FX's premiere of the plastic surgery drama Nip/Tuck got a nice slice of the Nielsen pie Tuesday, beating MTV's The Real World and Bravo's Queer Eye for the Straight Guy in the 10 p.m. time slot night to become the highest-rated new cable series premiere of the year with an impressive 3.7 million viewers. According to Reuters, Nip cut FX's recent losing streak on the original-series front after the half-hour comedy Lucky and late-night series The Orlando Jones Show both flopped. The premiere, however, failed to top the series debut of FX's cop show The Shield and the second-season premiere of USA Network's Monk.
Diana's Love Letters Read in TV Doc
Love letters sent by the late Princess Diana to her former lover James Hewitt will be read out in a British television documentary Thursday night, Reuters reports. In Confessions of a Cad, Hewitt's lawyer and friend Michael Coleman reads extracts from the love letters Diana sent Hewitt during their affair, which began in the late 1980s. "Boy oh boy, does the earth shake when I get a letter from my desert friend, screams of delight, tears, you name it. Demented female on the loose, that's for sure," she wrote in one letter while Hewitt was serving in the 1991 Gulf War. Diana is believed to have sent Hewitt more than 60 letters between 1989 and 1991.

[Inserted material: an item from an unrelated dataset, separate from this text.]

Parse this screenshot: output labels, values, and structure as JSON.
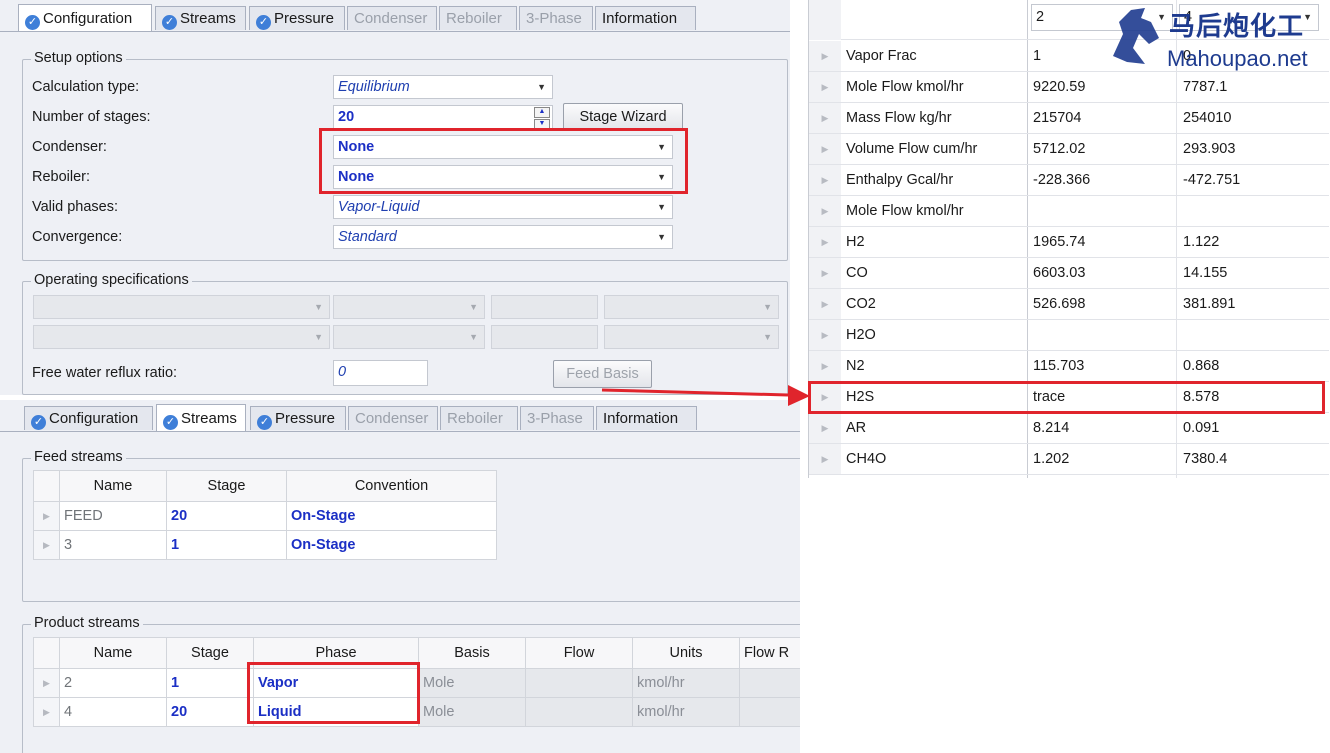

Serena Williams Swings Into Acting
Tennis pro Serena Williams is set to play a reformed gang member on parole in an Oct. 1 episode of Showtime's Street Time, the AP reports. The show, starring Rob Morrow, begins its second season Aug. 6. "As a fan of 'Street Time,' I told myself that if given the opportunity, I'd love to be on the show," Williams said Wednesday. "I am taking this role very seriously, because I want to excel and because I have respect for the series."

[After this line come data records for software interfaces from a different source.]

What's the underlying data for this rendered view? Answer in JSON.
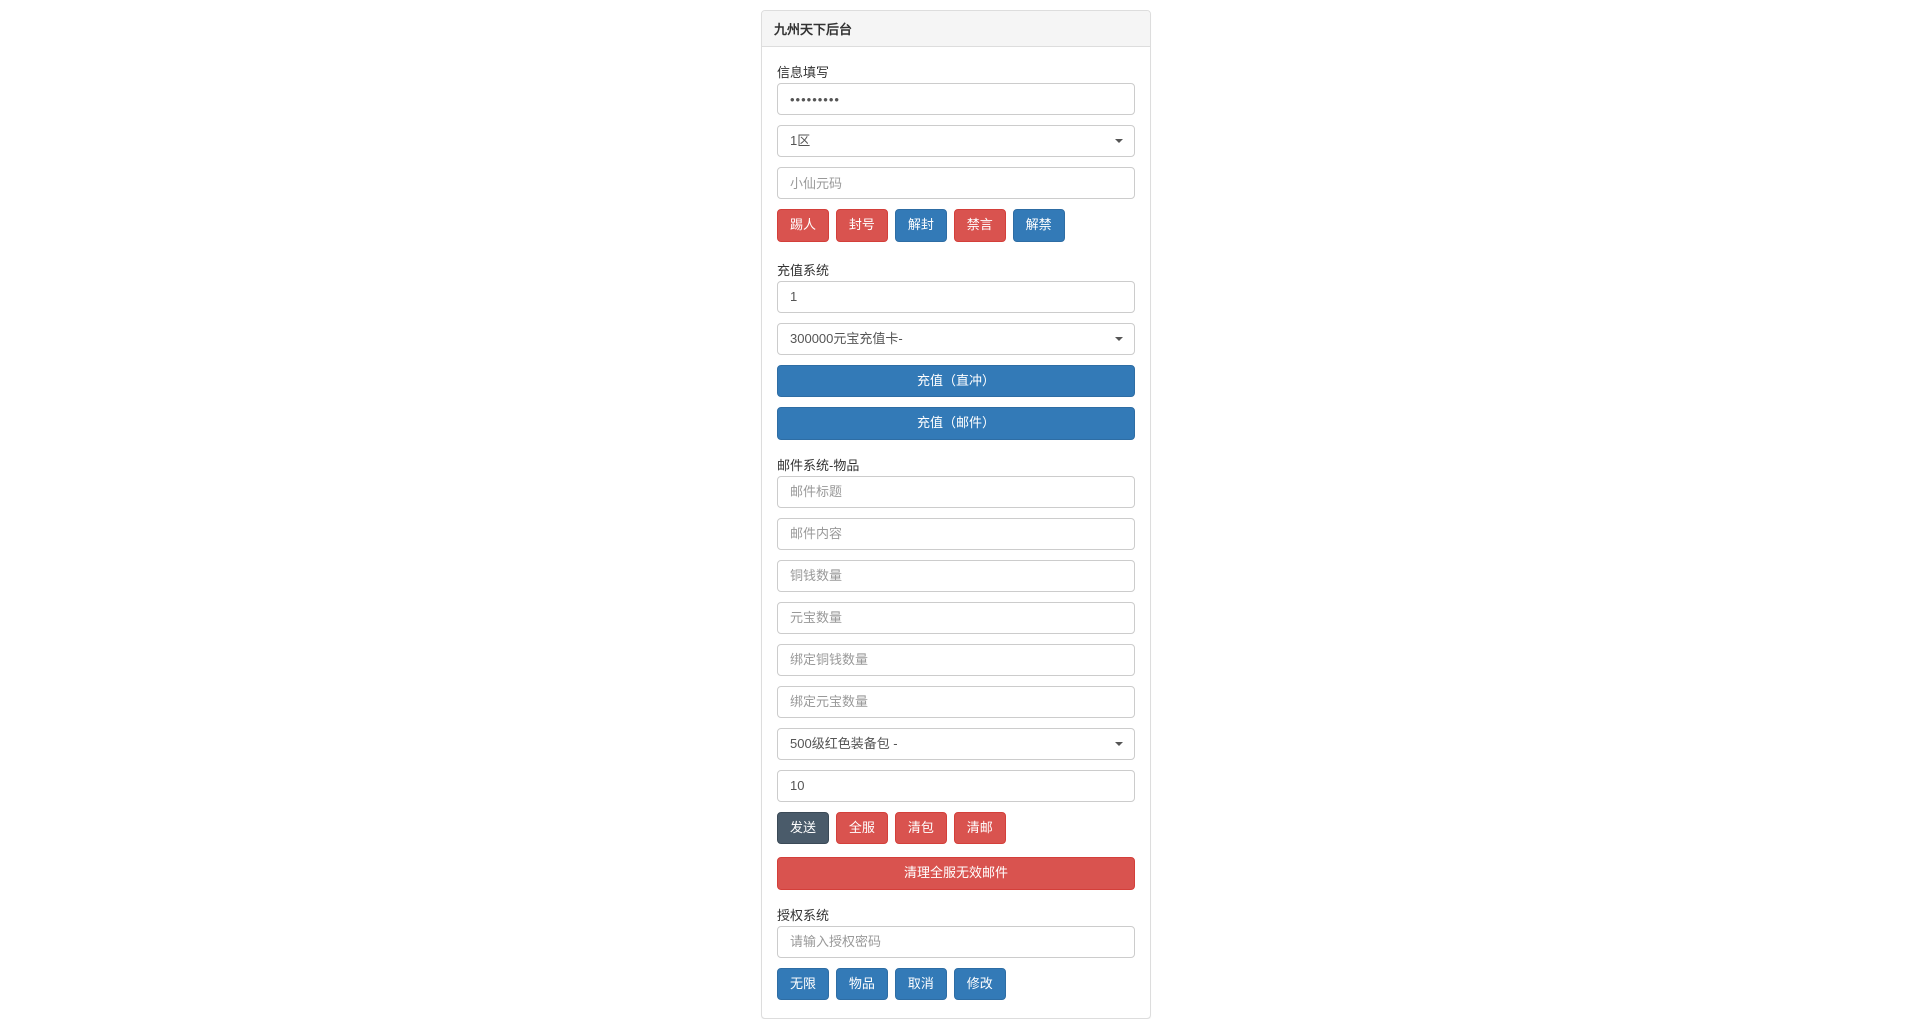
{
  "panel": {
    "title": "九州天下后台"
  },
  "info": {
    "section_label": "信息填写",
    "password_value": "•••••••••",
    "zone_selected": "1区",
    "player_placeholder": "小仙元码",
    "buttons": {
      "kick": "踢人",
      "ban_account": "封号",
      "unban": "解封",
      "mute": "禁言",
      "unmute": "解禁"
    }
  },
  "recharge": {
    "section_label": "充值系统",
    "amount_value": "1",
    "card_selected": "300000元宝充值卡-",
    "buttons": {
      "direct": "充值（直冲）",
      "mail": "充值（邮件）"
    }
  },
  "mail": {
    "section_label": "邮件系统-物品",
    "title_placeholder": "邮件标题",
    "content_placeholder": "邮件内容",
    "copper_placeholder": "铜钱数量",
    "gold_placeholder": "元宝数量",
    "bound_copper_placeholder": "绑定铜钱数量",
    "bound_gold_placeholder": "绑定元宝数量",
    "item_selected": "500级红色装备包 -",
    "qty_value": "10",
    "buttons": {
      "send": "发送",
      "all_server": "全服",
      "clear_bag": "清包",
      "clear_mail": "清邮",
      "clear_invalid": "清理全服无效邮件"
    }
  },
  "auth": {
    "section_label": "授权系统",
    "password_placeholder": "请输入授权密码",
    "buttons": {
      "unlimited": "无限",
      "items": "物品",
      "cancel": "取消",
      "modify": "修改"
    }
  }
}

Role Call: Downey and Ryder Join Woody Allen Pic, Madonna Rocks with Peet
Robert Downey Jr. and Winona Ryder are in talks to join the cast of Woody Allen's next pic for Fox Searchlight. Like all Allen films, the title, script and plot are being kept under wraps ... Ethan Hawke will direct a big-screen adaptation of his best-selling novel The Hottest State for IFC Films. The story follows two young adults as they discover intense love and grapple to define their passion for one another. No cast is attached yet ... Maverick Films has optioned the romantic comedy script She Rocks from filmmaker Amie Steir as a starring vehicle for Amanda Peet with Madonna serving as the film's executive producer. The project is described as Working Girl set in the music industry and revolves around a female music journalist who writes a career-making story about a rock star.